Oh boy. Wow.

I did the same thing about a decade ago when I lived in New Mexico. I stuck some lights on the end of a macro lens and made close up pictures of fresh food for a stock photography request. They weren’t licensed for much money per picture, but they did sell in volume. You can find pictures similar to them in every stock photography library around the world. Just Google them. You’ll find thousands of them.

Either those of us who took them were well ahead of our time. Or, the young millennial reporters don’t know very much. And, these kinds of pictures are art to them. I’ll go with the later since I’m pretty sure they haven’t studied enough about the history of anything to realize that there is very little new under the sun.
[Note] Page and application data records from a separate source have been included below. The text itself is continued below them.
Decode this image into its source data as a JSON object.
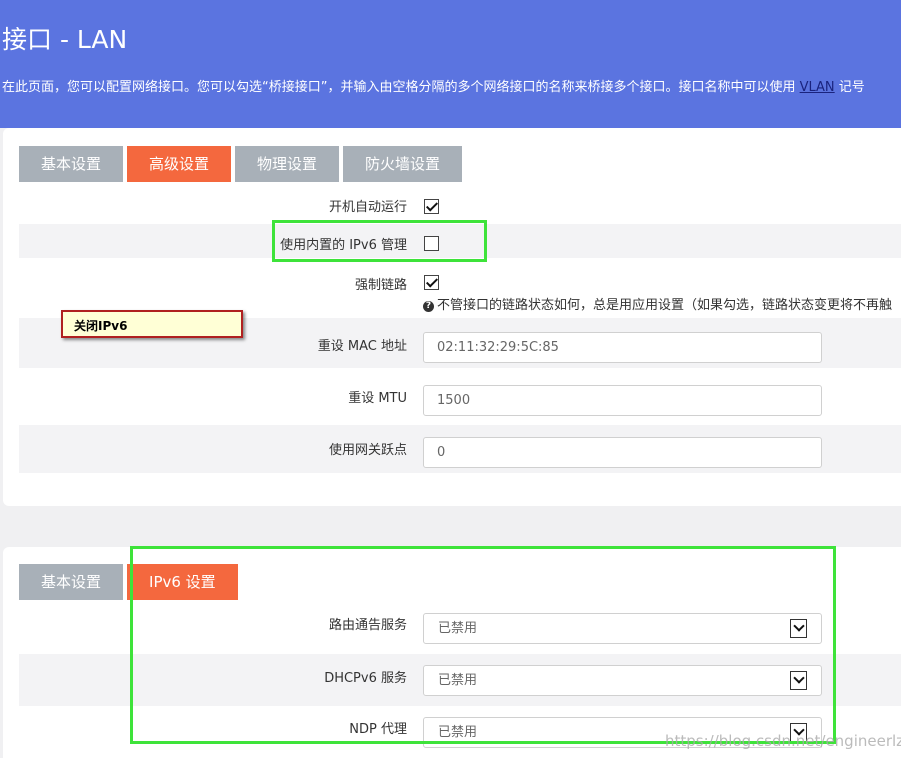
{
  "header": {
    "title": "接口 - LAN",
    "description_prefix": "在此页面，您可以配置网络接口。您可以勾选“桥接接口”，并输入由空格分隔的多个网络接口的名称来桥接多个接口。接口名称中可以使用 ",
    "vlan_link": "VLAN",
    "description_suffix": " 记号"
  },
  "general_tabs": [
    "基本设置",
    "高级设置",
    "物理设置",
    "防火墙设置"
  ],
  "advanced": {
    "auto_start": {
      "label": "开机自动运行",
      "checked": true
    },
    "builtin_ipv6": {
      "label": "使用内置的 IPv6 管理",
      "checked": false
    },
    "force_link": {
      "label": "强制链路",
      "checked": true,
      "help": "不管接口的链路状态如何，总是用应用设置（如果勾选，链路状态变更将不再触"
    },
    "mac": {
      "label": "重设 MAC 地址",
      "value": "02:11:32:29:5C:85"
    },
    "mtu": {
      "label": "重设 MTU",
      "value": "1500"
    },
    "metric": {
      "label": "使用网关跃点",
      "value": "0"
    }
  },
  "annotation": "关闭IPv6",
  "dhcp_tabs": [
    "基本设置",
    "IPv6 设置"
  ],
  "ipv6": {
    "ra": {
      "label": "路由通告服务",
      "value": "已禁用"
    },
    "dhcpv6": {
      "label": "DHCPv6 服务",
      "value": "已禁用"
    },
    "ndp": {
      "label": "NDP 代理",
      "value": "已禁用"
    }
  },
  "watermark": "https://blog.csdn.net/engineerlzk",
  "colors": {
    "header_bg": "#5b74e0",
    "tab_active": "#f4683e",
    "tab_inactive": "#a8b0b8",
    "highlight": "#3ee33a"
  }
}
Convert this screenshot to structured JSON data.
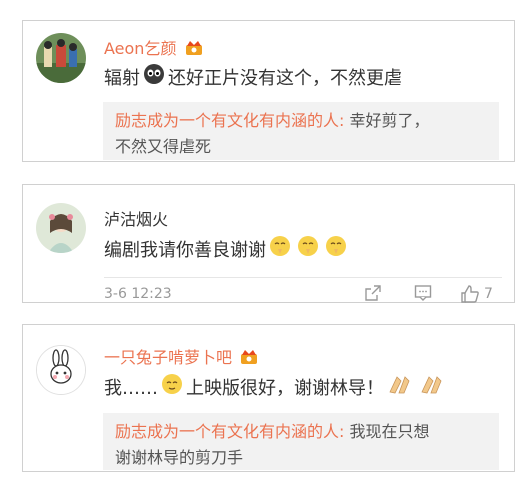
{
  "comments": [
    {
      "username": "Aeon乞颜",
      "text_before": "辐射",
      "text_after": "还好正片没有这个，不然更虐",
      "quote_name": "励志成为一个有文化有内涵的人:",
      "quote_text": "幸好剪了，",
      "quote_text2": "不然又得虐死"
    },
    {
      "username": "泸沽烟火",
      "text": "编剧我请你善良谢谢",
      "time": "3-6 12:23",
      "like_count": "7"
    },
    {
      "username": "一只兔子啃萝卜吧",
      "text_before": "我……",
      "text_after": "上映版很好，谢谢林导！",
      "quote_name": "励志成为一个有文化有内涵的人:",
      "quote_text": "我现在只想",
      "quote_text2": "谢谢林导的剪刀手"
    }
  ],
  "icons": {
    "crown": "crown-badge-icon",
    "alien": "alien-emoji-icon",
    "pray": "pray-emoji-icon",
    "smile": "smile-emoji-icon",
    "clap": "clap-emoji-icon",
    "share": "share-icon",
    "comment": "comment-icon",
    "like": "thumbs-up-icon"
  }
}
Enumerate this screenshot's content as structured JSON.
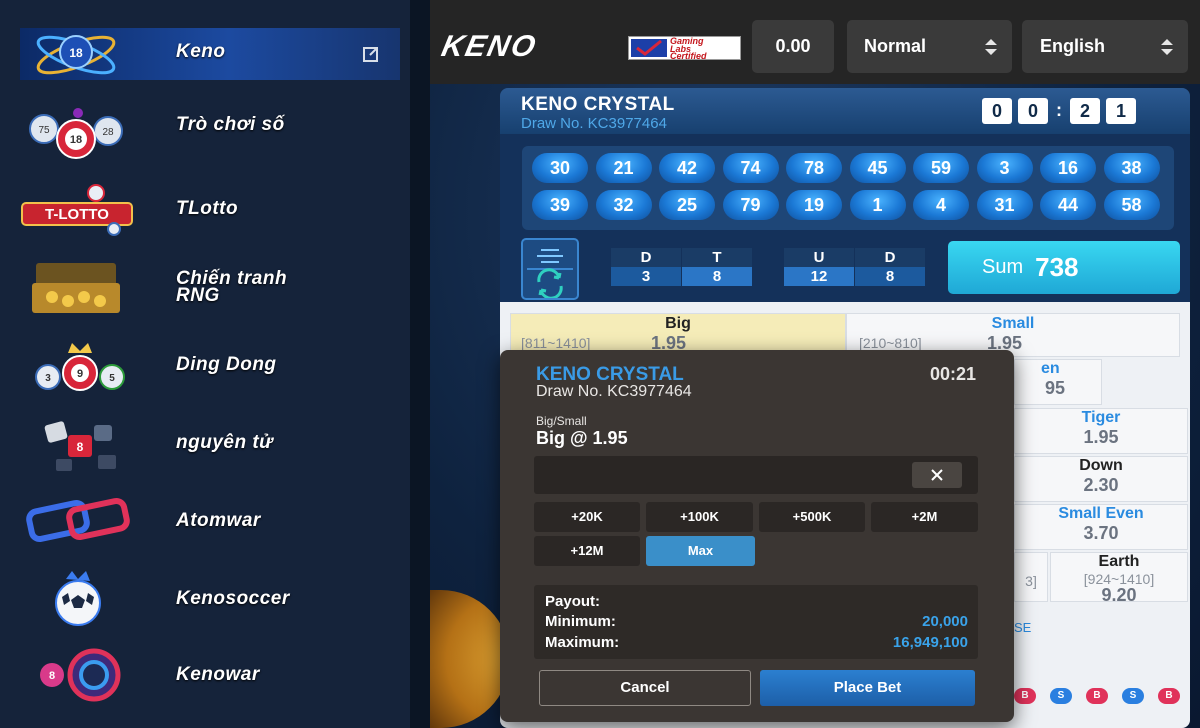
{
  "sidebar": {
    "items": [
      {
        "label": "Keno",
        "icon": "keno-atom-icon"
      },
      {
        "label": "Trò chơi số",
        "icon": "lottery-balls-icon"
      },
      {
        "label": "TLotto",
        "icon": "tlotto-icon"
      },
      {
        "label": "Chiến tranh RNG",
        "icon": "treasure-chest-icon"
      },
      {
        "label": "Ding Dong",
        "icon": "ding-dong-balls-icon"
      },
      {
        "label": "nguyên tử",
        "icon": "dice-tiles-icon"
      },
      {
        "label": "Atomwar",
        "icon": "chain-link-icon"
      },
      {
        "label": "Kenosoccer",
        "icon": "soccer-ball-icon"
      },
      {
        "label": "Kenowar",
        "icon": "target-icon"
      }
    ]
  },
  "header": {
    "logo": "KENO",
    "certified": {
      "line1": "Gaming",
      "line2": "Labs",
      "line3": "Certified"
    },
    "balance": "0.00",
    "mode": "Normal",
    "language": "English"
  },
  "panel": {
    "title": "KENO CRYSTAL",
    "draw_no": "Draw No. KC3977464",
    "timer": [
      "0",
      "0",
      ":",
      "2",
      "1"
    ],
    "balls_row1": [
      "30",
      "21",
      "42",
      "74",
      "78",
      "45",
      "59",
      "3",
      "16",
      "38"
    ],
    "balls_row2": [
      "39",
      "32",
      "25",
      "79",
      "19",
      "1",
      "4",
      "31",
      "44",
      "58"
    ],
    "dt": {
      "d_label": "D",
      "d_value": "3",
      "t_label": "T",
      "t_value": "8"
    },
    "ud": {
      "u_label": "U",
      "u_value": "12",
      "d_label": "D",
      "d_value": "8"
    },
    "sum_label": "Sum",
    "sum_value": "738"
  },
  "odds": {
    "big": {
      "name": "Big",
      "range": "[811~1410]",
      "value": "1.95"
    },
    "small": {
      "name": "Small",
      "range": "[210~810]",
      "value": "1.95"
    },
    "even_partial": {
      "name": "en",
      "value": "95"
    },
    "tiger": {
      "name": "Tiger",
      "value": "1.95"
    },
    "down": {
      "name": "Down",
      "value": "2.30"
    },
    "small_even": {
      "name": "Small Even",
      "value": "3.70"
    },
    "earth": {
      "name": "Earth",
      "range": "[924~1410]",
      "value": "9.20"
    },
    "partial_range": "3]",
    "se_fragment": "SE"
  },
  "popup": {
    "title": "KENO CRYSTAL",
    "draw_no": "Draw No. KC3977464",
    "timer": "00:21",
    "bet_type": "Big/Small",
    "selection": "Big @ 1.95",
    "amount_value": "",
    "chips": [
      "+20K",
      "+100K",
      "+500K",
      "+2M",
      "+12M",
      "Max"
    ],
    "payout_label": "Payout:",
    "min_label": "Minimum:",
    "min_value": "20,000",
    "max_label": "Maximum:",
    "max_value": "16,949,100",
    "cancel": "Cancel",
    "place": "Place Bet"
  },
  "history_chips": [
    "B",
    "S",
    "B",
    "S",
    "B",
    "S"
  ],
  "colors": {
    "accent_blue": "#3a9be6",
    "sum_cyan": "#2fc3e8",
    "big_highlight": "#f5ecb8",
    "popup_bg": "#3b3633"
  }
}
One would think that this would give artists of my era a head start. You’d think that. But, no. Many millennials are also ageist as hell. It’s like the work we did years ago never even existed.

Oh well.

Speaking of age. I’ve just gotten older. Today. On November 21st. Yep. My birthday. For a while, birthdays didn’t matter. This is not one of those big years. But, for some reason this one seems to matter. I have an idea why…

The pictures. The bottom one is very close to the original take. It didn’t need much help because I lit it properly in my studio/kitchen. The top picture is one of my current experimental approaches to making photographs worse. It’s more-or-less how I see things now.

Oh yeah. In case you are wondering. You can’t eat this cabbage. It’s called an ornamental cabbage. No matter what you do, it is as bitter as can be. But, it is very pretty. After I photographed it, I planted it in the ground. It looked great. It probably still does.

As it really was.


Looking West.

Sunsets.

Everybody loves them. Me too.

But, I don’t often photograph them unless there is some special quality to the light. There are a couple of reasons for this. For most sunsets, I’d rather just enjoy them. And, look at them, often thanking my lucky stars that I’m on the planet at the same time the sunset came into view.

The second is more earthbound. Everybody shoots sunsets. Google sunsets. You’ll see. I’d like to try to do something a little different. Usually that happens in nature. I have very little to do with it. But, I can pick and choose.

Finally, if the sunset looks pretty good, I turn around. That great dusky, warm, yellow and red light is illuminating something. Maybe that’s the best picture. Of course, you have to be in a place that interests you.

Sometimes I’m not. Mostly, I’m not.

Then, I look for a graphic shape to be a counterpoint to the light. That’s what I did this time. Since the picture isn’t about the tree, I let it fall into silhouette rather than trying to open it up and allow the details to emerge. It became an arrow pointing to the real subject.

The sky.